Exercise details:
Look over the entries that follow and work out how many lines contain "https". State the number only.

Data entries:
----------

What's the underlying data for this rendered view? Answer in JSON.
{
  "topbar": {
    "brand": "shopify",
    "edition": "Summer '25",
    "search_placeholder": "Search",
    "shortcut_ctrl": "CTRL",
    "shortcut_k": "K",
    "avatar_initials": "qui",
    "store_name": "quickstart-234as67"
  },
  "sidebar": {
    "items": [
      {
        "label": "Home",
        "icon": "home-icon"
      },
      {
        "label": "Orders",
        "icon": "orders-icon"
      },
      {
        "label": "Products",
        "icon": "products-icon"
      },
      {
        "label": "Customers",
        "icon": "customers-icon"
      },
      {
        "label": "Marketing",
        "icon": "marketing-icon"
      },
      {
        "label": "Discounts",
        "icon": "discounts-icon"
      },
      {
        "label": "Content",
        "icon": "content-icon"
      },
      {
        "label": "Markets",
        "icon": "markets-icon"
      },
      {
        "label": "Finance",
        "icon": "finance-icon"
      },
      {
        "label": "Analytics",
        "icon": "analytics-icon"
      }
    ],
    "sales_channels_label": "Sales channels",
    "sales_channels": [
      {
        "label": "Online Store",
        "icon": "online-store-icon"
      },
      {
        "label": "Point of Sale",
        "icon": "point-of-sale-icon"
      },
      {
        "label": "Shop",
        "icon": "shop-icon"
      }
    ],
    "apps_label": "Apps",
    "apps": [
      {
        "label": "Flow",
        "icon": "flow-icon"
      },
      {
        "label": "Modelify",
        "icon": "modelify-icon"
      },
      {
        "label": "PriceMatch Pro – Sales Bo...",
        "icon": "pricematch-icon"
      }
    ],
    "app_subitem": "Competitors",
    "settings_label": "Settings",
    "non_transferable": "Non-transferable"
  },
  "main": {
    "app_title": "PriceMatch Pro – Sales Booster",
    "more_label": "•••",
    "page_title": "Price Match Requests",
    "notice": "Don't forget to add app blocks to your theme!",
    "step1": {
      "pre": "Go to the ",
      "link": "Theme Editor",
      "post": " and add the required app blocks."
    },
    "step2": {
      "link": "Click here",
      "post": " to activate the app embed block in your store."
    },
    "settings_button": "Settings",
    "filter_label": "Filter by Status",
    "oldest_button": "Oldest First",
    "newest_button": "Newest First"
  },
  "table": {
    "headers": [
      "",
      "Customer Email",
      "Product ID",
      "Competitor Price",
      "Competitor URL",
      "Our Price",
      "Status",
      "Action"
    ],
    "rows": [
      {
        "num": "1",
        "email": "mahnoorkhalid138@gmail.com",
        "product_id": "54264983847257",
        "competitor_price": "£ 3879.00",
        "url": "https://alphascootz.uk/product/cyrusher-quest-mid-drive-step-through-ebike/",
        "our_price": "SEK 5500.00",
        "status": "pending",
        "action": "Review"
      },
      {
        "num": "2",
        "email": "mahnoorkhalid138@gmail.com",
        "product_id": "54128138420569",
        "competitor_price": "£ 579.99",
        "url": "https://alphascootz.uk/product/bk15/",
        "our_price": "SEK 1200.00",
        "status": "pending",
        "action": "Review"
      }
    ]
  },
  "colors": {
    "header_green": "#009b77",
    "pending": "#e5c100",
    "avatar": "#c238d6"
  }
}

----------

Result for this task:
2